Originally posted by breezewax
First off, thanks for the reply...
Okay, unfortunately the only access I have to my configuration settings is through SuSE's GUI configuration program YaST. I have very little understanding of networking components and even less of unix commands at the prompt. Appearently YaST is telling me that NFS and the Network Services are currently disabled. Now "being on a LAN"...is a cable modem system a LAN, or do I have to have other computers in my house set up to read and write to each other to be on a LAN? I know it sounds elementary, but I have no clue
thanks in advance
A LAN is a local area network. It's not a cable modem, but a
network of computers
in a relatively small area - as opposed
to a wan (wide area network), which is a connection of LANs.
You can get a lot of definitions from Webopedia
Not to sound like an elitist, or a jackass, but one of the reasons
I'm migrating from Windoze to Linux is because of those GUIs and

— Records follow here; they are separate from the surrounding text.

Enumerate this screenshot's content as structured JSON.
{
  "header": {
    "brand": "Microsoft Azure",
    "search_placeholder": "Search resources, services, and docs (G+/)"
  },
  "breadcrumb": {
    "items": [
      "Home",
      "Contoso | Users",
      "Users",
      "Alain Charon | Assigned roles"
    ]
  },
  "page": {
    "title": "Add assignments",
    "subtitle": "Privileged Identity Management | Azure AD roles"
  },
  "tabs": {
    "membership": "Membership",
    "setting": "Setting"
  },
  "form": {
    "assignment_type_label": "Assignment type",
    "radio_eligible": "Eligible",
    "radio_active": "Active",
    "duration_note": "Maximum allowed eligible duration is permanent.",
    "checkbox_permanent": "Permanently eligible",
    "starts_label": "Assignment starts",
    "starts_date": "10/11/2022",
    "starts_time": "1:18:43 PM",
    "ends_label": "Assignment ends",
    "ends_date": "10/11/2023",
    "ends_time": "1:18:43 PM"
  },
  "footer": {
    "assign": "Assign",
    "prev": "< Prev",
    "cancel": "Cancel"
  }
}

the lack of knowledge they produce. There's only so much you
can do to a system when you're dependent upon someone elses
pretty eye-candy frontend (GUI).
My journey with Linux began with RedHat. For me, I found that the

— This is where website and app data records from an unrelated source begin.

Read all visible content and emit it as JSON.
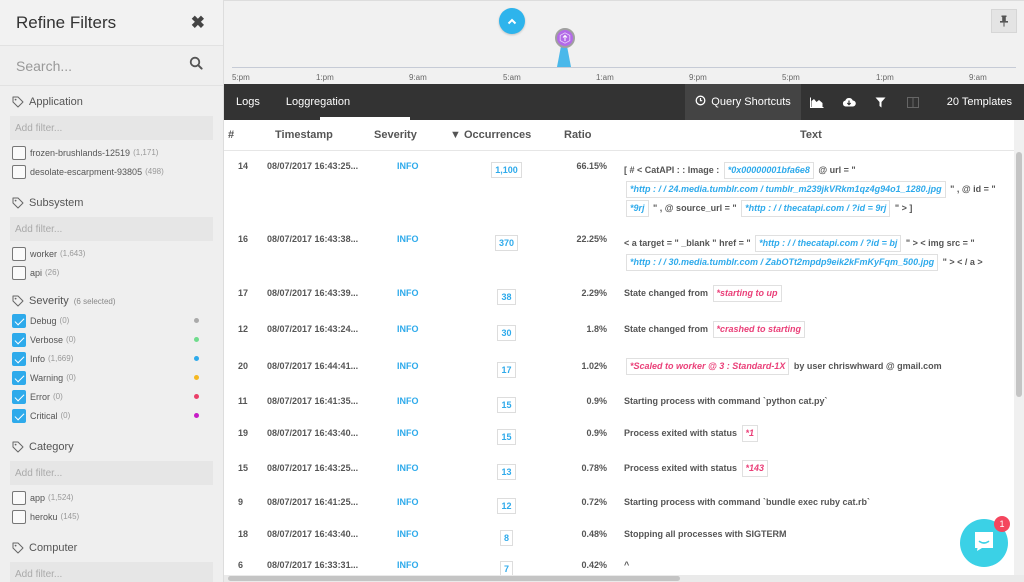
{
  "sidebar": {
    "title": "Refine Filters",
    "search_placeholder": "Search...",
    "sections": {
      "application": {
        "label": "Application",
        "add_filter_placeholder": "Add filter...",
        "options": [
          {
            "label": "frozen-brushlands-12519",
            "count": "(1,171)",
            "checked": false
          },
          {
            "label": "desolate-escarpment-93805",
            "count": "(498)",
            "checked": false
          }
        ]
      },
      "subsystem": {
        "label": "Subsystem",
        "add_filter_placeholder": "Add filter...",
        "options": [
          {
            "label": "worker",
            "count": "(1,643)",
            "checked": false
          },
          {
            "label": "api",
            "count": "(26)",
            "checked": false
          }
        ]
      },
      "severity": {
        "label": "Severity",
        "sub_label": "(6 selected)",
        "options": [
          {
            "label": "Debug",
            "count": "(0)",
            "checked": true,
            "color": "#aaaaaa"
          },
          {
            "label": "Verbose",
            "count": "(0)",
            "checked": true,
            "color": "#6fdc8c"
          },
          {
            "label": "Info",
            "count": "(1,669)",
            "checked": true,
            "color": "#2eaaeb"
          },
          {
            "label": "Warning",
            "count": "(0)",
            "checked": true,
            "color": "#f5b821"
          },
          {
            "label": "Error",
            "count": "(0)",
            "checked": true,
            "color": "#ea3f68"
          },
          {
            "label": "Critical",
            "count": "(0)",
            "checked": true,
            "color": "#c71cc7"
          }
        ]
      },
      "category": {
        "label": "Category",
        "add_filter_placeholder": "Add filter...",
        "options": [
          {
            "label": "app",
            "count": "(1,524)",
            "checked": false
          },
          {
            "label": "heroku",
            "count": "(145)",
            "checked": false
          }
        ]
      },
      "computer": {
        "label": "Computer",
        "add_filter_placeholder": "Add filter..."
      }
    }
  },
  "timeline": {
    "ticks": [
      "5:pm",
      "1:pm",
      "9:am",
      "5:am",
      "1:am",
      "9:pm",
      "5:pm",
      "1:pm",
      "9:am"
    ]
  },
  "toolbar": {
    "tabs": [
      "Logs",
      "Loggregation"
    ],
    "active_tab": "Loggregation",
    "query_shortcuts": "Query Shortcuts",
    "templates": "20 Templates"
  },
  "table": {
    "headers": {
      "num": "#",
      "timestamp": "Timestamp",
      "severity": "Severity",
      "occurrences": "▼ Occurrences",
      "ratio": "Ratio",
      "text": "Text"
    },
    "rows": [
      {
        "num": "14",
        "timestamp": "08/07/2017 16:43:25...",
        "severity": "INFO",
        "occurrences": "1,100",
        "ratio": "66.15%",
        "text": [
          {
            "t": "[ # < CatAPI : : Image : "
          },
          {
            "tok": "*0x00000001bfa6e8",
            "c": "blue"
          },
          {
            "t": " @ url = \" "
          },
          {
            "tok": "*http : / / 24.media.tumblr.com / tumblr_m239jkVRkm1qz4g94o1_1280.jpg",
            "c": "blue"
          },
          {
            "t": " \" , @ id = \" "
          },
          {
            "tok": "*9rj",
            "c": "blue"
          },
          {
            "t": " \" , @ source_url = \" "
          },
          {
            "tok": "*http : / / thecatapi.com / ?id = 9rj",
            "c": "blue"
          },
          {
            "t": " \" > ]"
          }
        ]
      },
      {
        "num": "16",
        "timestamp": "08/07/2017 16:43:38...",
        "severity": "INFO",
        "occurrences": "370",
        "ratio": "22.25%",
        "text": [
          {
            "t": "< a target = \" _blank \" href = \" "
          },
          {
            "tok": "*http : / / thecatapi.com / ?id = bj",
            "c": "blue"
          },
          {
            "t": " \" > < img src = \" "
          },
          {
            "tok": "*http : / / 30.media.tumblr.com / ZabOTt2mpdp9eik2kFmKyFqm_500.jpg",
            "c": "blue"
          },
          {
            "t": " \" > < / a >"
          }
        ]
      },
      {
        "num": "17",
        "timestamp": "08/07/2017 16:43:39...",
        "severity": "INFO",
        "occurrences": "38",
        "ratio": "2.29%",
        "text": [
          {
            "t": "State changed from "
          },
          {
            "tok": "*starting to up",
            "c": "pink"
          }
        ]
      },
      {
        "num": "12",
        "timestamp": "08/07/2017 16:43:24...",
        "severity": "INFO",
        "occurrences": "30",
        "ratio": "1.8%",
        "text": [
          {
            "t": "State changed from "
          },
          {
            "tok": "*crashed to starting",
            "c": "pink"
          }
        ]
      },
      {
        "num": "20",
        "timestamp": "08/07/2017 16:44:41...",
        "severity": "INFO",
        "occurrences": "17",
        "ratio": "1.02%",
        "text": [
          {
            "tok": "*Scaled to worker @ 3 : Standard-1X",
            "c": "pink"
          },
          {
            "t": " by user chriswhward @ gmail.com"
          }
        ]
      },
      {
        "num": "11",
        "timestamp": "08/07/2017 16:41:35...",
        "severity": "INFO",
        "occurrences": "15",
        "ratio": "0.9%",
        "text": [
          {
            "t": "Starting process with command `python cat.py`"
          }
        ]
      },
      {
        "num": "19",
        "timestamp": "08/07/2017 16:43:40...",
        "severity": "INFO",
        "occurrences": "15",
        "ratio": "0.9%",
        "text": [
          {
            "t": "Process exited with status "
          },
          {
            "tok": "*1",
            "c": "pink"
          }
        ]
      },
      {
        "num": "15",
        "timestamp": "08/07/2017 16:43:25...",
        "severity": "INFO",
        "occurrences": "13",
        "ratio": "0.78%",
        "text": [
          {
            "t": "Process exited with status "
          },
          {
            "tok": "*143",
            "c": "pink"
          }
        ]
      },
      {
        "num": "9",
        "timestamp": "08/07/2017 16:41:25...",
        "severity": "INFO",
        "occurrences": "12",
        "ratio": "0.72%",
        "text": [
          {
            "t": "Starting process with command `bundle exec ruby cat.rb`"
          }
        ]
      },
      {
        "num": "18",
        "timestamp": "08/07/2017 16:43:40...",
        "severity": "INFO",
        "occurrences": "8",
        "ratio": "0.48%",
        "text": [
          {
            "t": "Stopping all processes with SIGTERM"
          }
        ]
      },
      {
        "num": "6",
        "timestamp": "08/07/2017 16:33:31...",
        "severity": "INFO",
        "occurrences": "7",
        "ratio": "0.42%",
        "text": [
          {
            "t": "^"
          }
        ]
      }
    ]
  },
  "chat": {
    "badge": "1"
  },
  "icons": {
    "close": "close-icon",
    "search": "search-icon",
    "tag": "tag-icon",
    "chevron_up": "chevron-up-icon",
    "deploy_marker": "deploy-marker-icon",
    "pin": "pin-icon",
    "clock": "clock-icon",
    "area_chart": "area-chart-icon",
    "download": "cloud-download-icon",
    "filter": "filter-icon",
    "columns": "columns-icon",
    "chat": "chat-icon"
  }
}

GUIs were keeping me from learning how my computer works, and
making it difficult, if not impossible, to detect and fix the real source
of a problem. When you work from cli (command line interface) as

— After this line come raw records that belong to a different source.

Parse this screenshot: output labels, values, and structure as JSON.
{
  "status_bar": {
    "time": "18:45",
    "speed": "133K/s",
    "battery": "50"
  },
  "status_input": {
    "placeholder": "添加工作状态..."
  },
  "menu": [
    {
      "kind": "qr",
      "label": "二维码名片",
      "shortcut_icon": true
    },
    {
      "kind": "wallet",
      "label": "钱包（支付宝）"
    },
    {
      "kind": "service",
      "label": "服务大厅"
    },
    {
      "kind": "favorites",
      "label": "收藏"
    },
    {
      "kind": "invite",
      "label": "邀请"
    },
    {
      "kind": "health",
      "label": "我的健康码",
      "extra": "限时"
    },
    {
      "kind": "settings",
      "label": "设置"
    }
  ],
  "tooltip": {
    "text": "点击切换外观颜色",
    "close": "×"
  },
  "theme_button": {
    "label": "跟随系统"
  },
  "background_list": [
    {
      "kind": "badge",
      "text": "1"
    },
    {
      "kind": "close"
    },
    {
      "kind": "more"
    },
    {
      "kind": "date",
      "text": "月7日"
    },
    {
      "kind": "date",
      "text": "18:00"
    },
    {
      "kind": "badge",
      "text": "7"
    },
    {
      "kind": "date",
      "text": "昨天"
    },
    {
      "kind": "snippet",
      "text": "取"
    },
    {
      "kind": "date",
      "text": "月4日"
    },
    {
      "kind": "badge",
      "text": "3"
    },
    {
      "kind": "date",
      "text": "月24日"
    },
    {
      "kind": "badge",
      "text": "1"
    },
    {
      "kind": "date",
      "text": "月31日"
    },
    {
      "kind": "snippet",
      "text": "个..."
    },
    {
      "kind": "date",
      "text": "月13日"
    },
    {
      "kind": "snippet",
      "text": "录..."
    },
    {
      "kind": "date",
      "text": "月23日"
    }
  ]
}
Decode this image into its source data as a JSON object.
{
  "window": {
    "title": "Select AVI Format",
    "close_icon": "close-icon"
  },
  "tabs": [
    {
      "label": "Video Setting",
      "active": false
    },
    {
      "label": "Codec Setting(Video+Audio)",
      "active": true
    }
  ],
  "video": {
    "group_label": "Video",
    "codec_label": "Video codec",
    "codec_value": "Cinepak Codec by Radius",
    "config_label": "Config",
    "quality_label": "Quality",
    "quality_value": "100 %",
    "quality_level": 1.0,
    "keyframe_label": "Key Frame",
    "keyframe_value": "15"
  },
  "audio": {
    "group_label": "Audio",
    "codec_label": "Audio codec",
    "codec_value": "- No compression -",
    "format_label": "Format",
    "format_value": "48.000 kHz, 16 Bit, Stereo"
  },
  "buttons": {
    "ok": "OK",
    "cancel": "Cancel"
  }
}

much as possible, you can usually see what's happening, and when
there's a problem you have an idea of where to start to fix it.
So I moved to Slackware, and away from the RedHat (and other) type
systems that are built around GUIs to attract Windoze users.
For the computer enthusiast this will be refreshing. For someone who
only wants to browse the web, send/receive email, play some music
and videos, and write office documents - then a GUI system is all that
person really needs. Just like Windoze. Use what it's got, and when it
begins to fail or stop working as well, reinstall.
If, however, one wants to learn about their computer, and tweak it's
performance, one will have to learn cli. That's the beauty of Linux for me.
I can make my comptuer run as well as it's capable, and also change the
way programs work to suit my desires, or my system, rather than having
them work "reasonably well for every Tom, Dick and Harry" - so to speak.
If you've got the time for some reading, and the desire to learn more about
how the Linux OS works, here are some execellent online references:
Introduction to Linux
Rute User's Tutorial and Exposition
The Unix and Internet Fundamentals HOWTO
as well as other HOW-TOs by Eric S. Raymond availabe at his website